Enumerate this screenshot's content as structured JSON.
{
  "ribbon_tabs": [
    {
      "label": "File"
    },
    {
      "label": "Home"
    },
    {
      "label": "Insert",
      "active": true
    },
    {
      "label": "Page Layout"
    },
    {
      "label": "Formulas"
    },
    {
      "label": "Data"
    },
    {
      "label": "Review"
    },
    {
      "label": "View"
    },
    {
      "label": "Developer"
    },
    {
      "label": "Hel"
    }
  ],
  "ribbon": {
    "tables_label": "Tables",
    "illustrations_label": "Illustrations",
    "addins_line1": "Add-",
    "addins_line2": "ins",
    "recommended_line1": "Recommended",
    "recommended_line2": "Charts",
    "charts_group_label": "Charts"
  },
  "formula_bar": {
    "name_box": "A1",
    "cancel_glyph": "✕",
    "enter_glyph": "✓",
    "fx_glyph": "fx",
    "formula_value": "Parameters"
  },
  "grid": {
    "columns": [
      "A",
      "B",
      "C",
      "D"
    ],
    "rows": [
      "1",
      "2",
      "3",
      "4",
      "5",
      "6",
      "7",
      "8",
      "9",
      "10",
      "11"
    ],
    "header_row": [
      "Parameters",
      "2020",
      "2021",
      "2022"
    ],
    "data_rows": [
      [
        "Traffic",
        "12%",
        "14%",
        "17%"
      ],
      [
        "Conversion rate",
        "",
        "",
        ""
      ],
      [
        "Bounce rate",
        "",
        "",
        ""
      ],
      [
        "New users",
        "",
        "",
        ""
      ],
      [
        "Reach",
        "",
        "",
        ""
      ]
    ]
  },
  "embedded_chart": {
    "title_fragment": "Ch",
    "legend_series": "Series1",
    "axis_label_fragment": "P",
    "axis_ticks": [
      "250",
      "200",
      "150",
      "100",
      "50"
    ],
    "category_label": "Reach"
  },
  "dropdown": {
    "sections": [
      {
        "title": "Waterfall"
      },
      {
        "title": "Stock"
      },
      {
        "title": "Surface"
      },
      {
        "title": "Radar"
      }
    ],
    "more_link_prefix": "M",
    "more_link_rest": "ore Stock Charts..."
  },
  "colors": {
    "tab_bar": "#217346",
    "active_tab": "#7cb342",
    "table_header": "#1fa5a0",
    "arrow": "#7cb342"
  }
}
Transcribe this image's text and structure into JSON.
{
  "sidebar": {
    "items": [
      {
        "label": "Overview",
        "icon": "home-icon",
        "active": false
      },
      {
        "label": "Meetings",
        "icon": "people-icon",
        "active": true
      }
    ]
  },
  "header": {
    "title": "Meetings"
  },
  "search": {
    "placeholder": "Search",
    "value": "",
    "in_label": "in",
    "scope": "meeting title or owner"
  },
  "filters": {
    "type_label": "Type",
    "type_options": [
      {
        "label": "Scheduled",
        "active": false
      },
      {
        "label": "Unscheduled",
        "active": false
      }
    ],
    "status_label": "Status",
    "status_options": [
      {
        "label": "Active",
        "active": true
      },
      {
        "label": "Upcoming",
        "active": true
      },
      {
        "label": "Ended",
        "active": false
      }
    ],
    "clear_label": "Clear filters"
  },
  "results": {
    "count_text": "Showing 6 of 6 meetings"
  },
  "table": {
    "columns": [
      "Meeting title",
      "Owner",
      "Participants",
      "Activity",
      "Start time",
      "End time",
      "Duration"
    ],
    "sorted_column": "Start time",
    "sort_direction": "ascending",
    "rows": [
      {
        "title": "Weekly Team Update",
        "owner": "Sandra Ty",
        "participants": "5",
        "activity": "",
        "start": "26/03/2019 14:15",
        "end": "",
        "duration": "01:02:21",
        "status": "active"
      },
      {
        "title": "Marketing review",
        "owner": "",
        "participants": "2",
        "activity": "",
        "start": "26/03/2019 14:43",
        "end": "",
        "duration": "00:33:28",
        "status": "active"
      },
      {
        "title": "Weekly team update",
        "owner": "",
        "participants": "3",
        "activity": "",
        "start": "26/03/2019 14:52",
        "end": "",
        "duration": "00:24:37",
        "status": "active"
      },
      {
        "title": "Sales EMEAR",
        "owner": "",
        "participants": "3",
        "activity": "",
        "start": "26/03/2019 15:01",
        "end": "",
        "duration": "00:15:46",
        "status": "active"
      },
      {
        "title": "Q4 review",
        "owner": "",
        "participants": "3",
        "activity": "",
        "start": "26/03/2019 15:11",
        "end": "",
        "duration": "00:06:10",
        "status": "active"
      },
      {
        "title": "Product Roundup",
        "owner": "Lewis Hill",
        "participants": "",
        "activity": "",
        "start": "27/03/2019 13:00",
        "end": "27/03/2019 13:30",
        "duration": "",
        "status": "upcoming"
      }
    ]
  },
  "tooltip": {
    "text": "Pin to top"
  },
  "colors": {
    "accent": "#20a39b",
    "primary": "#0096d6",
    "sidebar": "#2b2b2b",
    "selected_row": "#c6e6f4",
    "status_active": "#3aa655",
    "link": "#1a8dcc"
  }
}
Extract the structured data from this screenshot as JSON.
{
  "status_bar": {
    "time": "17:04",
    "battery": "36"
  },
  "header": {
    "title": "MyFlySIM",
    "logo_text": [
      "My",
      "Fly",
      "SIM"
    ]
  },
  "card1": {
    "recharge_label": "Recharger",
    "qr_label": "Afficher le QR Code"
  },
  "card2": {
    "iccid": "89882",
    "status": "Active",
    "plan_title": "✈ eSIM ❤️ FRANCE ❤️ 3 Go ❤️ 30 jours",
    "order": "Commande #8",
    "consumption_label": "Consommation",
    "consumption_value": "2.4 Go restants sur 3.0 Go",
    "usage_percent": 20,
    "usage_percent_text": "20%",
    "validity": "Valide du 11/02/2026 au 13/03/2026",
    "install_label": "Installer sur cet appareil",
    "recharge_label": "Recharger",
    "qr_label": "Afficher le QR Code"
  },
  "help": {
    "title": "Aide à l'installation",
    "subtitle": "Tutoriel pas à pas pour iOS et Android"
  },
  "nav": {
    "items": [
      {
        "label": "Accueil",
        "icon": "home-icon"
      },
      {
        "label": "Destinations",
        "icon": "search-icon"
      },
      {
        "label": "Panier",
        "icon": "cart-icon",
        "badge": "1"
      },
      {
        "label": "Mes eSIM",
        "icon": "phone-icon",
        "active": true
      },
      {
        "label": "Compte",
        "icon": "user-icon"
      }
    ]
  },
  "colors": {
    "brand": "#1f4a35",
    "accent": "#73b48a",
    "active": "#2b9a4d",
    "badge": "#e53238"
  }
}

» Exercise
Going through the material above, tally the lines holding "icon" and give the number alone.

» Exercise result
7